*What the task asks*
Write out, exactly and in full, the records given below, but not their pictures.

[Stored items from a collection]
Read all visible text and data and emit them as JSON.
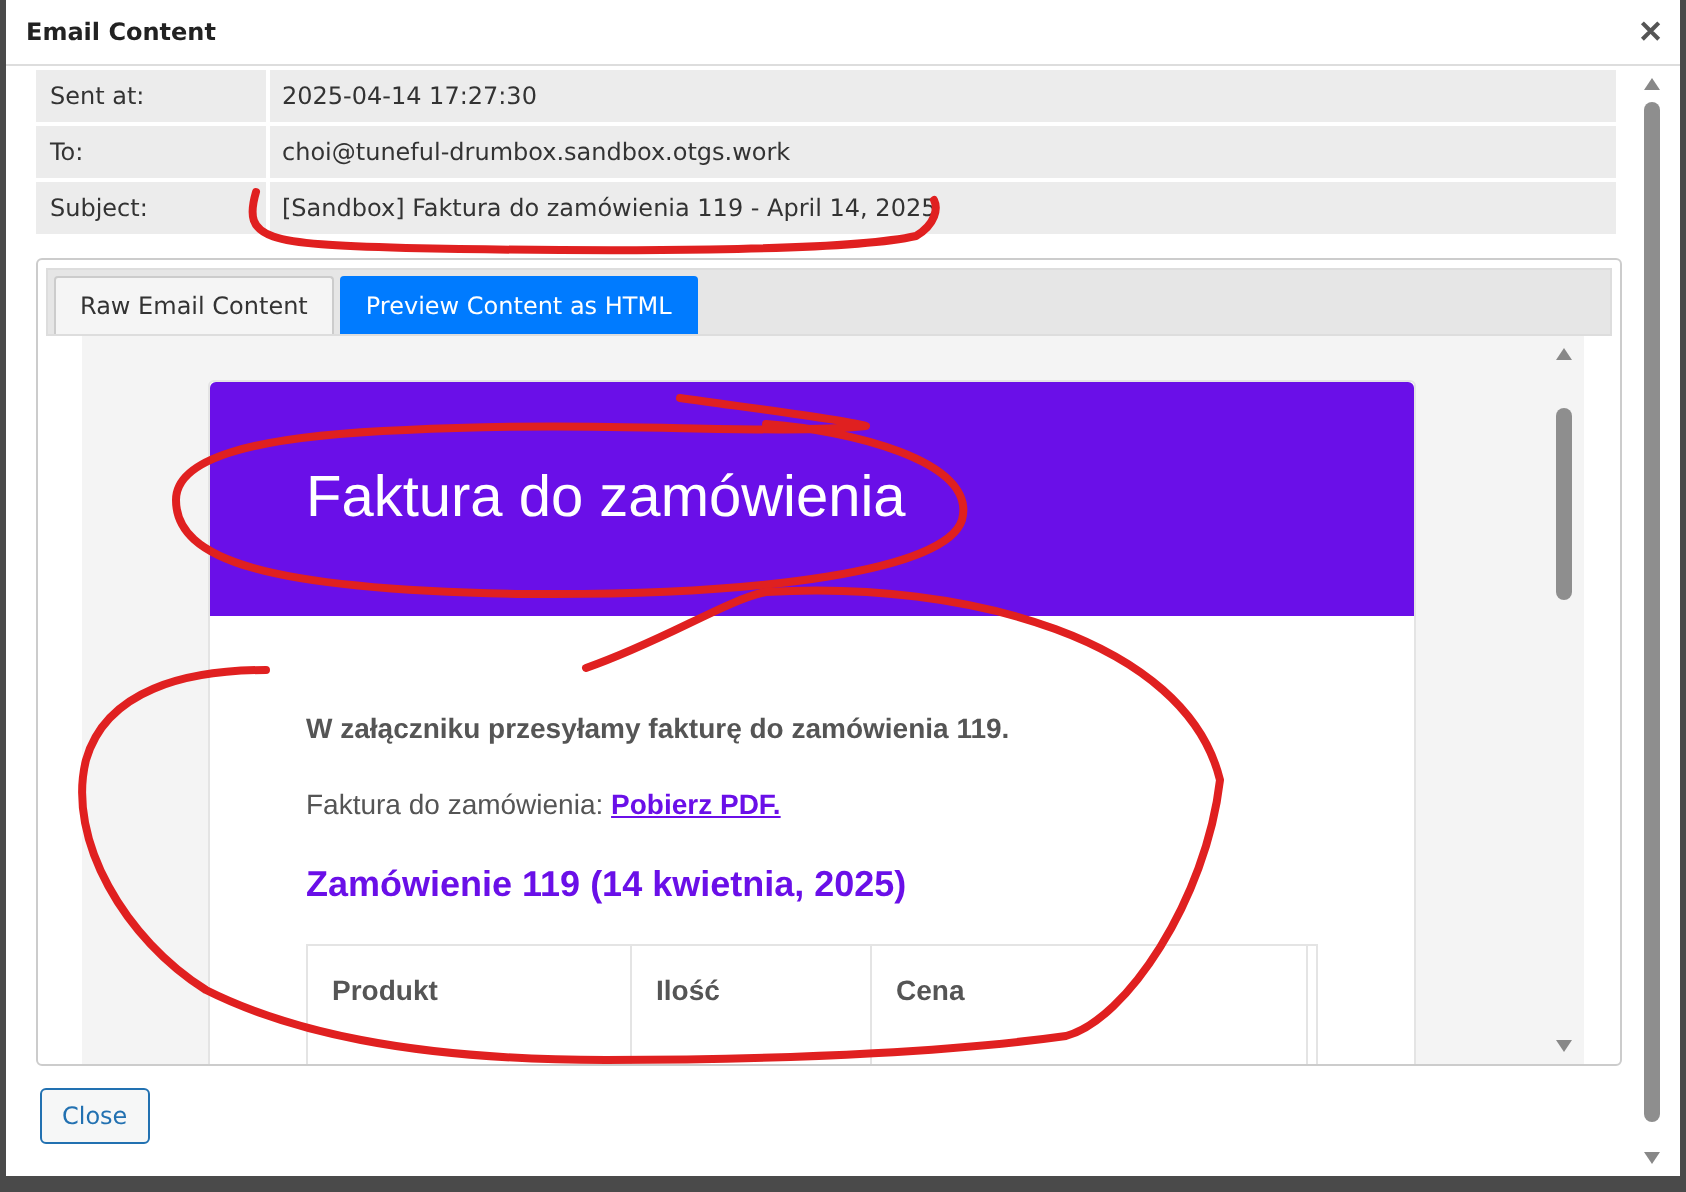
{
  "window": {
    "title": "Email Content",
    "close": "✕"
  },
  "fields": [
    {
      "label": "Sent at:",
      "value": "2025-04-14 17:27:30"
    },
    {
      "label": "To:",
      "value": "choi@tuneful-drumbox.sandbox.otgs.work"
    },
    {
      "label": "Subject:",
      "value": "[Sandbox] Faktura do zamówienia 119 - April 14, 2025"
    }
  ],
  "tabs": [
    {
      "label": "Raw Email Content",
      "selected": false
    },
    {
      "label": "Preview Content as HTML",
      "selected": true
    }
  ],
  "email": {
    "heading": "Faktura do zamówienia",
    "intro": "W załączniku przesyłamy fakturę do zamówienia 119.",
    "link_prefix": "Faktura do zamówienia:",
    "link": "Pobierz PDF.",
    "order_title": "Zamówienie 119 (14 kwietnia, 2025)",
    "columns": [
      "Produkt",
      "Ilość",
      "Cena"
    ]
  },
  "buttons": [
    "Close"
  ]
}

*Task response*
Read all visible text and data and emit them as JSON.
{
  "window": {
    "title": "Email Content",
    "close": "✕"
  },
  "fields": [
    {
      "label": "Sent at:",
      "value": "2025-04-14 17:27:30"
    },
    {
      "label": "To:",
      "value": "choi@tuneful-drumbox.sandbox.otgs.work"
    },
    {
      "label": "Subject:",
      "value": "[Sandbox] Faktura do zamówienia 119 - April 14, 2025"
    }
  ],
  "tabs": [
    {
      "label": "Raw Email Content",
      "selected": false
    },
    {
      "label": "Preview Content as HTML",
      "selected": true
    }
  ],
  "email": {
    "heading": "Faktura do zamówienia",
    "intro": "W załączniku przesyłamy fakturę do zamówienia 119.",
    "link_prefix": "Faktura do zamówienia:",
    "link": "Pobierz PDF.",
    "order_title": "Zamówienie 119 (14 kwietnia, 2025)",
    "columns": [
      "Produkt",
      "Ilość",
      "Cena"
    ]
  },
  "buttons": [
    "Close"
  ]
}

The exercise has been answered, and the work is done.